By Monday, 10,560 people in the state had signed up for plans with coverage starting in 2020, according to the federal Centers for Medicare and Medicaid. At the same point last year, the fourth week of the enrollment period, 11,241 had enrolled. In 2017, 13,926 had signed up by the fourth week.
The open enrollment period ends Dec. 15. Plans sold on the federal exchange this year for Montana will have lower premiums than in years past, attributable to a reinsurance program the state Legislature passed earlier this year.
In June, all three insurance companies that sell plans on the exchange in Montana proposed premium reductions, citing the reinsurance program, with decreases ranging from 8% to 14%.
Enrollment numbers typically jump in the final week or so of the period. In 2018, according to numbers from the Centers for Medicare and Medicaid, 45,733 Montanans enrolled for health insurance plans on the exchange. That was down about 2,000 from the year before.

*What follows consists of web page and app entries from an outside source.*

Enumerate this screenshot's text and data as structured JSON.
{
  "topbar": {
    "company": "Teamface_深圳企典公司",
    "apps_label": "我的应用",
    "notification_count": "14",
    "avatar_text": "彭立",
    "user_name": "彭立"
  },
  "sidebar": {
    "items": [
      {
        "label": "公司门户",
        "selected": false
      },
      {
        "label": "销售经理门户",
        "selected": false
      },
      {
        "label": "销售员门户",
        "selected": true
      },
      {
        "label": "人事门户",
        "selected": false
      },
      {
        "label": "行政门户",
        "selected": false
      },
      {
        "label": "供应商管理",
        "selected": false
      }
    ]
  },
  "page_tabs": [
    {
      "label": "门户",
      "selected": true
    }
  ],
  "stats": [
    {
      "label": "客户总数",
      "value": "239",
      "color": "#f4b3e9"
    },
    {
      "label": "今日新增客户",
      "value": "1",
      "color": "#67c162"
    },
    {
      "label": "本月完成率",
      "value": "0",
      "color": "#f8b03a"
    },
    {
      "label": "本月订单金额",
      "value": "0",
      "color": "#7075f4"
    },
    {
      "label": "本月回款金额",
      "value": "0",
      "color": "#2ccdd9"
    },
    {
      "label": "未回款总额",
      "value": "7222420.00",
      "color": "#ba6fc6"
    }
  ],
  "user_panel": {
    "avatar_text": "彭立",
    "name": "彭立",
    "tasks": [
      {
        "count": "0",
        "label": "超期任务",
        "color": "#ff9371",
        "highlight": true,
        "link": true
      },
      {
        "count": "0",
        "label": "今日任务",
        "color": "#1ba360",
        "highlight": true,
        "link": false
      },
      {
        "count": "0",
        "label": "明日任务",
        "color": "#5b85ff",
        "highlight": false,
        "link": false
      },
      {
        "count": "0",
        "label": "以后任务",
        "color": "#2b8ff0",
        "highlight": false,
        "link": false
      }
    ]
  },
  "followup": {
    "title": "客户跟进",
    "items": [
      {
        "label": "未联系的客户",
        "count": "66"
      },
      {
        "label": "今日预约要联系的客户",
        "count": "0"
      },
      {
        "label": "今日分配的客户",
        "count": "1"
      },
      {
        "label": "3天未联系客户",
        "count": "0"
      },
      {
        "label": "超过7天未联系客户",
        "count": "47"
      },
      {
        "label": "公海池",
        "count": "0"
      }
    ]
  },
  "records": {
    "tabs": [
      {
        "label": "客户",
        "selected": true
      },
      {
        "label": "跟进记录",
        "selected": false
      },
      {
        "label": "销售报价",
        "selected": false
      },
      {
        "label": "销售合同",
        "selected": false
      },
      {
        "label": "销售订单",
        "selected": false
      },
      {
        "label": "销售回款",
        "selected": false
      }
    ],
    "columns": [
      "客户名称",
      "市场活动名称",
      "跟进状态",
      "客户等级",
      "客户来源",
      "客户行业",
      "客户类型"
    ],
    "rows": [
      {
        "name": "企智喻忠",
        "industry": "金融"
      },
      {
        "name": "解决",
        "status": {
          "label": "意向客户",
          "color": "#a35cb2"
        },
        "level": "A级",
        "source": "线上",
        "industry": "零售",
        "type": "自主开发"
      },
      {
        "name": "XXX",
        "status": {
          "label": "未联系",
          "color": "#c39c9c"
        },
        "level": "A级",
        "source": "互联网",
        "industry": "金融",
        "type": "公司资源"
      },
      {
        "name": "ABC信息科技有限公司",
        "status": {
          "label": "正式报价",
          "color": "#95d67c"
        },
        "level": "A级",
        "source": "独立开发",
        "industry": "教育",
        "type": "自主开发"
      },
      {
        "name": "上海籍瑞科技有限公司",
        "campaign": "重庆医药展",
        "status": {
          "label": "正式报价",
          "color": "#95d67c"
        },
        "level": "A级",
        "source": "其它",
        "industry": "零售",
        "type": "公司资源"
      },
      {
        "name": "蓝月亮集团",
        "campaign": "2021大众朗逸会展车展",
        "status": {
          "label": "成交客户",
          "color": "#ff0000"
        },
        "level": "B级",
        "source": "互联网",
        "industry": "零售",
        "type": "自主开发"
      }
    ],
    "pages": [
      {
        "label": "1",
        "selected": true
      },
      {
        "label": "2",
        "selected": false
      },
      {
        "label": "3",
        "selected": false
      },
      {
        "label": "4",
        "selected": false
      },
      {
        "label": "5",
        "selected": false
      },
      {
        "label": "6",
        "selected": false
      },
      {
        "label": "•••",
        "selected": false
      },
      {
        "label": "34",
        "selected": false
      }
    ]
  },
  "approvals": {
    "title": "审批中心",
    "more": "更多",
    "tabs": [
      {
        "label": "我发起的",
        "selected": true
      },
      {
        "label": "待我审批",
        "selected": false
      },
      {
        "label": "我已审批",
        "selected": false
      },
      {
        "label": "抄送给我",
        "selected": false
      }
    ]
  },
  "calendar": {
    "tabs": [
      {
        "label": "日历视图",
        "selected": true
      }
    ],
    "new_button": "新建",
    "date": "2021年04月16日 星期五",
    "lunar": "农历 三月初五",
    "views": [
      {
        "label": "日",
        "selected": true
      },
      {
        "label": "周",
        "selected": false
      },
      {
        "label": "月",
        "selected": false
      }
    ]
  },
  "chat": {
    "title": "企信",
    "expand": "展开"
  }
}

Enrollment has declined in the last few years, as the period to sign up for coverage has been cut in half, advertising money from the federal government was slashed, and the mandate individuals carry health insurance coverage became toothless.
In 2018 Montana had no applicants to be navigators that help people select insurance plans, after the funding for the program was cut under the Trump administration, from $63 million in 2016 to $36.1 million the following year and $10 million by 2018. Funding was $10 million again this year, with $100,000 available in Montana.
This year, however, Montana had one applicant to be a navigator, First Choice Services, a West Virginia organization certified by the state Auditor's office.
First Choice Services is working under the name Montana Navigator, said outreach coordinator Jeremy Smith.
Their number is 406-430-0005.
In other parts of the country, the organization operates gambling addiction, substance use disorder, tobacco quit and suicide crisis telephone help lines. After seeing no one apply for Montana's grant, Smith said First Choice Services considered expanding here and using the same help-by-phone model it has elsewhere. It also applied for and got grants to provide navigator services in New Hampshire and Iowa this year.
First Choice Services had also worked under a navigator grant in West Virginia, where it saw its budget cut from $600,000 to $100,000.
"We revamped our program and based it from our home office as a social service help line," Smith said. "We really didn't miss a beat. We were still able to help just as many people as we always did."
Smith said his organization has been able to overcome not being able to sit down and meet with people in person by coaching staff to be personable and make sure they don't confuse people to think it's a sales call.